ANKARA, May 28 (Xinhua) -- Voting starts in Trkiye's presidential runoff on Sunday, with incumbent President Recep Tayyip Erdogan and his leading contender Kemal Kilicdaroglu racing for the presidency.
The polls opened at 8 a.m. (0500 GMT) and close at 5 p.m. (1400 GMT) local time. Unofficial results are expected at roughly 9 p.m. local time (1800 GMT).
The presidential and parliamentary elections on May 14 saw a high voter turnout at 86.98 percent as almost 54 million citizens went to the polls. Nearly 50,000 new voters who recently turned 18 are eligible to vote in the runoff.
In the first round of the presidential election, incumbent President Erdogan had earned 49.52 percent of the vote while Kilicdaroglu received 44.88 percent. Meanwhile, a third candidate, nationalist politician Sinan Ogan, gained 5.17 percent.
Meanwhile, parliamentary election results showed that Erdogan's People's Alliance garnered a majority of 323 seats in the 600-seat parliament, while the six-party opposition block Nation Alliance received 212 seats.
The four-party ATA Alliance, whose presidential candidate was Ogan, dissolved after the first round. Ogan then announced his endorsement of Erdogan in the runoff on the grounds that the incumbent president's alliance has the parliamentary majority and his continued presidency is essential for maintaining the country's stability.
Umit Ozdag, leader of the Victory Party, a central component of ATA Alliance, has announced his support for Kilicdaroglu, who adopted a more nationalist and hard-line stance on deporting millions of Syrian and Afghan refugees.
For the past two weeks, the two leading candidates have been vying for nationalist votes and pledged to focus on problems regarding refugee issues as the first round's results showed an increase in support for nationalist parties.
Erdogan, who has been leading the country since he became prime minister in 2003, became the first executive president of Trkiye in 2018 following a constitutional referendum in 2017 which changed Trkiye's parliamentary system into a presidential system.
The elevated cost of living, high inflation and the aftershocks of devastating earthquakes in early February in southern Trkiye were high on voters' agenda in the first round of elections.
Despite economic troubles that weighed on Erdogan's prospect, the first round's results showed that Erdogan still enjoys a loyal political base that could reelect him for a third term.
Under his leadership, Trkiye has increased its presence in regional affairs despite contentions with the United States and other Western allies on issues such as the Syria conflict and rapprochement with Russia.

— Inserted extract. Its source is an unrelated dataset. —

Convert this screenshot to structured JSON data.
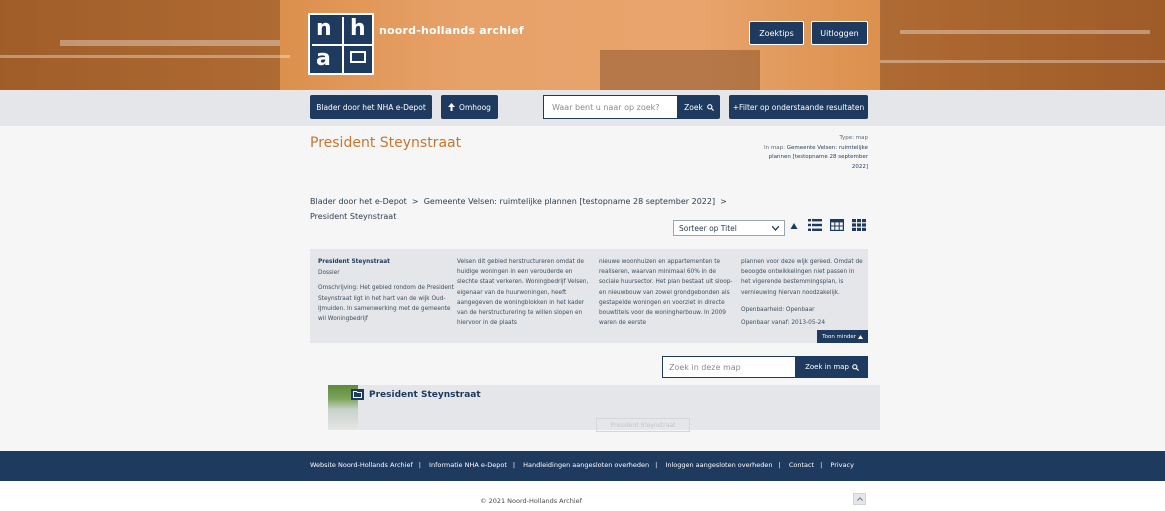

Meanwhile, Kilicdaroglu has toughened his tone on deporting Syrian refugees and promised to send most of the 3.5 million Syrian refugees in Trkiye to their homeland, voluntarily, within two years.
He also pledged to fight terrorism after Erdogan accused him of having the support of the outlawed Kurdistan Workers' Party.

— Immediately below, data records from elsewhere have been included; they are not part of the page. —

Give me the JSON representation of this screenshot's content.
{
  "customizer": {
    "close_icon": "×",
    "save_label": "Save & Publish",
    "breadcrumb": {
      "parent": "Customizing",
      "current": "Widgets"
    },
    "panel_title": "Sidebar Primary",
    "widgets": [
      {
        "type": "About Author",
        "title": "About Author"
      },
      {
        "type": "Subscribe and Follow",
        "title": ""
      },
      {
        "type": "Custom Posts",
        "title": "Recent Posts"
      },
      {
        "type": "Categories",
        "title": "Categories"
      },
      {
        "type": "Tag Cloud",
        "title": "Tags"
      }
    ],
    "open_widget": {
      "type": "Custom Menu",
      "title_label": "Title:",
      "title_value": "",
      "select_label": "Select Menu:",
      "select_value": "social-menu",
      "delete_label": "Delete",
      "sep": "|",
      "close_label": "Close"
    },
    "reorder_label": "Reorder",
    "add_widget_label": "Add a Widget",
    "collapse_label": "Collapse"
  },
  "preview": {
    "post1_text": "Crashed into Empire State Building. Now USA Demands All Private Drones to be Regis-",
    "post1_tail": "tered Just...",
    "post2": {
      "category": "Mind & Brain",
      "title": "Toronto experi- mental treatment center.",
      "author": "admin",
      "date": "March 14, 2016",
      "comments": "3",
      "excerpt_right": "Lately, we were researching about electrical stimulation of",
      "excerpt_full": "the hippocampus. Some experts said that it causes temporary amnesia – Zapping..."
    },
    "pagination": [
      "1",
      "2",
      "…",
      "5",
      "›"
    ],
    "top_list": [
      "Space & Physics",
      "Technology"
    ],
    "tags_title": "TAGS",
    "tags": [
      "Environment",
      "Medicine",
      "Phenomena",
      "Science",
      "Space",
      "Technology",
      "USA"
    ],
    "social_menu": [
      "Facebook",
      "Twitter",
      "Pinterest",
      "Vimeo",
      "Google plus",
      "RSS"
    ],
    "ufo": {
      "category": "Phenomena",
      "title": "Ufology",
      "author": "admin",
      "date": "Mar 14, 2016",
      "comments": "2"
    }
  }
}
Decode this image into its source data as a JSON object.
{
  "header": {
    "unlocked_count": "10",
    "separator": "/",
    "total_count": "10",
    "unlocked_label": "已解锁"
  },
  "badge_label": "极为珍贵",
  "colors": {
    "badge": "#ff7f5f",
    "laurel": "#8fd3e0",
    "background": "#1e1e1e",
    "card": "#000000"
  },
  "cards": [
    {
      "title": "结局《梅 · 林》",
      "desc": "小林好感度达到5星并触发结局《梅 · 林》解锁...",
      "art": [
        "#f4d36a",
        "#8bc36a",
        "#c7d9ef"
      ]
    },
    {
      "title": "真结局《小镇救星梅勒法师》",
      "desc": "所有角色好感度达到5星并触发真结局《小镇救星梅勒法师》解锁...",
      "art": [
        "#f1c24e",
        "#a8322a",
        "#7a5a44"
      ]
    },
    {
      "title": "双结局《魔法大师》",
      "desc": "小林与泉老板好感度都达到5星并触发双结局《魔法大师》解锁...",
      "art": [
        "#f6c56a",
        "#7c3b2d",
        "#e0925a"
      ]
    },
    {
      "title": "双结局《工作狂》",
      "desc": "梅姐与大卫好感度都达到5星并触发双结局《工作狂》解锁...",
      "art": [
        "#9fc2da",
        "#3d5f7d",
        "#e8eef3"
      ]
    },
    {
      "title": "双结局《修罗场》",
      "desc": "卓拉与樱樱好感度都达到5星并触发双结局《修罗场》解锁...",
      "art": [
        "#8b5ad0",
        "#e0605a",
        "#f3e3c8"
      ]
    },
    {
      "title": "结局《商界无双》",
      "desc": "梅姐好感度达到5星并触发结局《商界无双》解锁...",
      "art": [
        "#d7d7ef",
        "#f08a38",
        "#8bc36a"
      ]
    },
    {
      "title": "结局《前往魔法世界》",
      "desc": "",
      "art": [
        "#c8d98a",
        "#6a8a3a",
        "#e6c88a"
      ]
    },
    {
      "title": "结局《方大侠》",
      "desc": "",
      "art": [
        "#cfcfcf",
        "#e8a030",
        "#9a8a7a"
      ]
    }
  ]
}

If elected, Kilicdaroglu has pledged to abolish the presidential system and reintroduce the parliamentary system of government. However, since his alliance did not secure a majority in the parliament in the May 14 elections, the opposition is unlikely to change the country's administrative system.